Are Gulf oil giants ready to go green?
ExxonMobil appointed a climate-minded activist investor to its board of directors after investment firm Engine No. 1 called on the American oil and gas giant to overhaul its board with expertise on climate change to drive its industrial transformation. The current business model is exposed to “immense risk” in the global realignment toward cleaner energies, Engine No. 1 said. In Europe, British oil and gas firm BP aims to become an “integrated energy company” and pledged to reduce its oil and gas production by over 40% by 2030.
There has been no such comparable trend in the Gulf. Saudi Aramco, the region’s largest state-owned oil company, did not include emissions from many refineries and petrochemical plants in its self-reported carbon footprint, misleading investors’ climate risk assessments. Aramco is “one of the few large, listed oil companies” that does not disclose Scope 3 emissions — produced when customers use its fuels — which typically account for “more than 80%” of oil companies’ total emissions,” Bloomberg reported. The emission rates make Aramco a world leader in carbon emissions.
Saudi Aramco did not respond to a request for comment..
“I have no regrets; it is a minor factor about how I think about Aramco,” said Saleh Al Omar, a Saudi retail investor who bought shares of Saudi Aramco during its initial public offering in 2019.
He told Al-Monitor carbon disclosures are “really not a factor” for Saudis who invest in the local stock market. Moreover, the government sponsoring the IPO had convinced him that shares would be “protected” from any significant downtrend.

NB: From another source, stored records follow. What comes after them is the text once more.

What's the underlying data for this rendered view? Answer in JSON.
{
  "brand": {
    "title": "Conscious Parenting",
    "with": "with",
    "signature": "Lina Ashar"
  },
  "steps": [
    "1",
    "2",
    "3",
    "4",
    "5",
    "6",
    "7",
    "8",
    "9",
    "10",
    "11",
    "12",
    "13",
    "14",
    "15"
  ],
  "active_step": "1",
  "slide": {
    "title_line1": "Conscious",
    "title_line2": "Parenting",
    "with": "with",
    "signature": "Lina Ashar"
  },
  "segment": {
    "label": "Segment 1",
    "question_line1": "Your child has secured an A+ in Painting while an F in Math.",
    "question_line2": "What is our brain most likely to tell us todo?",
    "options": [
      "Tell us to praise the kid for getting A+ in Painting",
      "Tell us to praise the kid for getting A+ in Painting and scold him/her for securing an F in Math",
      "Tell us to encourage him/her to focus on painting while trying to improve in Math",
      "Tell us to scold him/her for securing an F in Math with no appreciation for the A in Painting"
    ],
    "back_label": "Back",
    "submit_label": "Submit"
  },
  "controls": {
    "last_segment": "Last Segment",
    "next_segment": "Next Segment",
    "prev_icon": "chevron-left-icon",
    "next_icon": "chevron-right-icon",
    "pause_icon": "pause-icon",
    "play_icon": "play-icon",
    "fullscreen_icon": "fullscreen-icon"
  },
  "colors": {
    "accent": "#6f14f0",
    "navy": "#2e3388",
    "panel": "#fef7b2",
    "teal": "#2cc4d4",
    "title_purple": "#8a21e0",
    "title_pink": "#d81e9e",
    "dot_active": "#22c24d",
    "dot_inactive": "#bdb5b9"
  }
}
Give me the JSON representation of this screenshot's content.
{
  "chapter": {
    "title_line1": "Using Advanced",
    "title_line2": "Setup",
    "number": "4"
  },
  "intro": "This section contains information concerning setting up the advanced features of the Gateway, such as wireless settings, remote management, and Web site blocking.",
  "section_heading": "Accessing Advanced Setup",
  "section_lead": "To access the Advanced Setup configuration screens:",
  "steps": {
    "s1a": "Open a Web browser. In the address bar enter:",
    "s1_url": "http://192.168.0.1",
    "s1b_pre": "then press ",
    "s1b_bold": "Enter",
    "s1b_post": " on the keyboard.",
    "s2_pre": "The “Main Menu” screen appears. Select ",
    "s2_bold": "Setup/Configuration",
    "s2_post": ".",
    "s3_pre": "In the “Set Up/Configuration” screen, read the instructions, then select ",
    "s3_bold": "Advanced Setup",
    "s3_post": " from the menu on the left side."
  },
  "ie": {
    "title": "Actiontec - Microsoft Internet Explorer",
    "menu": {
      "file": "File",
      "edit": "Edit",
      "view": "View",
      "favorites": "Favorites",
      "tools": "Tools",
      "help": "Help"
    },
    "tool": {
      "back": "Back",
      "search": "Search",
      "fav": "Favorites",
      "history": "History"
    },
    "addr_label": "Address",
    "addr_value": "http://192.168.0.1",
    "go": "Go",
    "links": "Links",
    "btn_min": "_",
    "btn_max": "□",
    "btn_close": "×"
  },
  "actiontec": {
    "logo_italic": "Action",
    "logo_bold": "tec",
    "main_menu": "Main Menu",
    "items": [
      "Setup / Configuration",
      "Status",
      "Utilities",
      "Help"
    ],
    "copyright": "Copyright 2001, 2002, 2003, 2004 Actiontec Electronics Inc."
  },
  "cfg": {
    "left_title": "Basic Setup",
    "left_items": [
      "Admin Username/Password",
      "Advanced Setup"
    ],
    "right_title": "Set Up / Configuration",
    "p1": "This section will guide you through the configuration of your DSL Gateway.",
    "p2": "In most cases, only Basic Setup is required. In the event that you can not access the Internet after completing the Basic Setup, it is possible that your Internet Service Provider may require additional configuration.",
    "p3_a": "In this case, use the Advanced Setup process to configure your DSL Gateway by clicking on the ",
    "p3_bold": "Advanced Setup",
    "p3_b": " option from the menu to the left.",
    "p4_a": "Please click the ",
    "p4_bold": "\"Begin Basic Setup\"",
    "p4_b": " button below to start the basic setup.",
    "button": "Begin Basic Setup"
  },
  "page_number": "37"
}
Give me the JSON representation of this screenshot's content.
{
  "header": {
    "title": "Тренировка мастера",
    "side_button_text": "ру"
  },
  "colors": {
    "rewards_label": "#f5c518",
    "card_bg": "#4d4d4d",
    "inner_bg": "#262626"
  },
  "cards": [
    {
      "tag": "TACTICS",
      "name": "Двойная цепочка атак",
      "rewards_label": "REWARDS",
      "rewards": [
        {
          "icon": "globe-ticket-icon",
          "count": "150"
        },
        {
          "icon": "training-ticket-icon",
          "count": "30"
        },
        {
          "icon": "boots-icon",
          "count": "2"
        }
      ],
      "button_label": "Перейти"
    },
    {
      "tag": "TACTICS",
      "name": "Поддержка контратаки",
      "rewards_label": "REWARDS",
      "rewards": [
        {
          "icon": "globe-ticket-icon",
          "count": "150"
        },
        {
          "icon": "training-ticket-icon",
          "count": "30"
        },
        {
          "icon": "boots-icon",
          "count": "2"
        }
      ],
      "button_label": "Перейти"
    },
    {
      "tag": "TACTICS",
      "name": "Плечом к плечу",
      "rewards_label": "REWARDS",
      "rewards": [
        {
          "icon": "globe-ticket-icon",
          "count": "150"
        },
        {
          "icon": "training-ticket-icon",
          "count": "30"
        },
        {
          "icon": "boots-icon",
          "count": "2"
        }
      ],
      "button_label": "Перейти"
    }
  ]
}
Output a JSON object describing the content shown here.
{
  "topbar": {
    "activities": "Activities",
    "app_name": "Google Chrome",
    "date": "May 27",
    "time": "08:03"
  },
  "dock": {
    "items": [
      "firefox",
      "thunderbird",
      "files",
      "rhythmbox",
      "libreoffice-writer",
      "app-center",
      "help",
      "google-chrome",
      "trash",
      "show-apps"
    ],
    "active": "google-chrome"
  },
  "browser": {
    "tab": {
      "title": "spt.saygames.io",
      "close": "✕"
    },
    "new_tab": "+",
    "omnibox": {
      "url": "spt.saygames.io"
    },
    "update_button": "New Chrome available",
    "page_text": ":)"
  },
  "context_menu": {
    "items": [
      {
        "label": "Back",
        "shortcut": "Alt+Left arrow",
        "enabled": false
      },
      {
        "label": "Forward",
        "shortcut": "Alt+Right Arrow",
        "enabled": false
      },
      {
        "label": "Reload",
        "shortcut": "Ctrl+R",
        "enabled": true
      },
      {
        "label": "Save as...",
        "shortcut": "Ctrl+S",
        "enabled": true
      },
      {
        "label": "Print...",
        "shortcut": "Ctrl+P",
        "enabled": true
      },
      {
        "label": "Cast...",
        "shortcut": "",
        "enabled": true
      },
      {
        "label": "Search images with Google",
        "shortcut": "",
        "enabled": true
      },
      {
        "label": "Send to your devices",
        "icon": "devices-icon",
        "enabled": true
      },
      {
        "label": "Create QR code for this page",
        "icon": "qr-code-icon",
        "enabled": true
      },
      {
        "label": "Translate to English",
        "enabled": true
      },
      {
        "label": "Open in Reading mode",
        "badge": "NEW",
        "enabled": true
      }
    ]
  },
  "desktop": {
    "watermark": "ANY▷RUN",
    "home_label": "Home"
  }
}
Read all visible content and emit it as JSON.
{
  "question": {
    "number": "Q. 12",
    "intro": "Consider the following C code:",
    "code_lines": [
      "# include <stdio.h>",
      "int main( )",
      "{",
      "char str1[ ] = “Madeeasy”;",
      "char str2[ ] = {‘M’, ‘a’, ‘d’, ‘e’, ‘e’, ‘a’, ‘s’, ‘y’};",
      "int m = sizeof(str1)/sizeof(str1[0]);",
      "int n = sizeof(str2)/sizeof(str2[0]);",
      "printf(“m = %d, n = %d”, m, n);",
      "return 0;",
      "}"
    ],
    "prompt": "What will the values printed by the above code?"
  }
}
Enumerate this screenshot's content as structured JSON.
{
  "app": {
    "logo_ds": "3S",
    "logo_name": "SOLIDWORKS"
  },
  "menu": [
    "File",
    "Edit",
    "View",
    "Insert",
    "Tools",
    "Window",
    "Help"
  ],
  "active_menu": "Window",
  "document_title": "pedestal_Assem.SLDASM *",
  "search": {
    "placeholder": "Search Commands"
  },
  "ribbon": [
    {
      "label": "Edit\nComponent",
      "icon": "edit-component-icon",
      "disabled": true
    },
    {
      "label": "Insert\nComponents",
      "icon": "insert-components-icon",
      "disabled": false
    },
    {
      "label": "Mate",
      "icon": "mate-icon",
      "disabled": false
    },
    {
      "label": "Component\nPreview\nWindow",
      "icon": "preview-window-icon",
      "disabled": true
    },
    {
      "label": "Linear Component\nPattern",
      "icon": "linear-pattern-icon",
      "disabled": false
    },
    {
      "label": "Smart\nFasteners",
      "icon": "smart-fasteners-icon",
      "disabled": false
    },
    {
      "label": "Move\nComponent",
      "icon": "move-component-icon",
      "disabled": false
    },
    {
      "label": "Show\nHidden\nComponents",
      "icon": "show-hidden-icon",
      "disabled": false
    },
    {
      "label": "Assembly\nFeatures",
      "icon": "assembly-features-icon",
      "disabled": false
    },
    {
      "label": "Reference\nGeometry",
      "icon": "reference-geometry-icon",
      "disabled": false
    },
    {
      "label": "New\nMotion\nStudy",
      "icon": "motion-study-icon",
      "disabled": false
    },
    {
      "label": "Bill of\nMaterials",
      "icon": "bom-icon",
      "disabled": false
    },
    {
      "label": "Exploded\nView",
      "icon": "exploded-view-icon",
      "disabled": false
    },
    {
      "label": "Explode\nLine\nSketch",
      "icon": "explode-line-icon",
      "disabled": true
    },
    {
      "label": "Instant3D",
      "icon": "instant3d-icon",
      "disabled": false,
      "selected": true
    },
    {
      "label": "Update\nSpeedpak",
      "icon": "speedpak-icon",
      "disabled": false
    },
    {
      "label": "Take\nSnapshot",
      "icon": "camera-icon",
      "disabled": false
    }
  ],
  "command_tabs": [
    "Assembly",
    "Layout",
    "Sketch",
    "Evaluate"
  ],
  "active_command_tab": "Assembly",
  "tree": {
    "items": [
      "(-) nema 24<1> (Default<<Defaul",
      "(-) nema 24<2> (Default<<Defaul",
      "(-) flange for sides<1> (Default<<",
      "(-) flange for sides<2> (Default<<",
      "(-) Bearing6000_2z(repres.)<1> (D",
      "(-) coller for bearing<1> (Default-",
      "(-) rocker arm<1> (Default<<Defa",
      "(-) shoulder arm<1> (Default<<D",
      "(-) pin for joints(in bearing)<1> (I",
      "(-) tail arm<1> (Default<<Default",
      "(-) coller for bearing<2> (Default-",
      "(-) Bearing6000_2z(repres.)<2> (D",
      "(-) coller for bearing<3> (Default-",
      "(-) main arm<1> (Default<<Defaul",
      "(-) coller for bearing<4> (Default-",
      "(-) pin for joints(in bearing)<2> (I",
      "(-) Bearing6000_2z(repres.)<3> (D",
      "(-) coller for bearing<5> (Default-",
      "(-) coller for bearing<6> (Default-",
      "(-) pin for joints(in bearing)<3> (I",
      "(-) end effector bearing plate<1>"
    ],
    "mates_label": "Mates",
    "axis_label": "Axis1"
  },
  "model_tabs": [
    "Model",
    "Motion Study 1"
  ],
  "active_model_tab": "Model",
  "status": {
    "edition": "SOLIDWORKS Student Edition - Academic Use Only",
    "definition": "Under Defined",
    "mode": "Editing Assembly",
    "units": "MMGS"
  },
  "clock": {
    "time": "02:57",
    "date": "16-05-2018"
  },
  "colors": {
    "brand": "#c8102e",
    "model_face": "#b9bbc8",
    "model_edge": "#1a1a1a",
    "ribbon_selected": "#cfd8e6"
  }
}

Aramco’s disclosures nonetheless exceed the standards for regional and non-Western producers. “There is way more transparency from Aramco than any of the other oil and gas companies in the Gulf,” Jim Krane, energy fellow at Rice University’s Baker Institute, told Al-Monitor. Oman’s largest oil producer, Petroleum Development Oman, did not respond to a request for comment.
“Saudi oil is cleaner than oil produced in America.”
Saudi Aramco and other Gulf producers are unlikely to face pressure from the US administration for further disclosures despite US President Joe Biden’s pledge to “lead the world to address the climate emergency.”
Indeed, the Saudi oil giant could reply that its oil is “probably the cleanest source of petroleum on earth,” implying that “Saudi oil is cleaner than oil produced in America,” Krane said.
Despite Saudi Aramco having produced 4.38% of the world’s carbon emissions since 1965, drilling a barrel of Saudi oil generates significantly fewer emissions than other producers — half that in the United States — Aramco’s IPO prospectus shows.
“It is not something I would expect the Biden administration to highlight,” Krane said.
A US State Department spokesperson told Al-Monitor the United States is “engaging the rest of the world — bilaterally and multilaterally — to step up climate action” and will therefore also “engage with the Kingdom of Saudi Arabia” on this issue.
Saudi Aramco was added in November 2020 to a list of 167 companies targeted by Climate Action 100+, one of the world’s leading investor groups. It aims to push companies responsible for much of the world’s greenhouse gas emissions to take action on climate change, including emissions cuts and improved climate-related disclosures.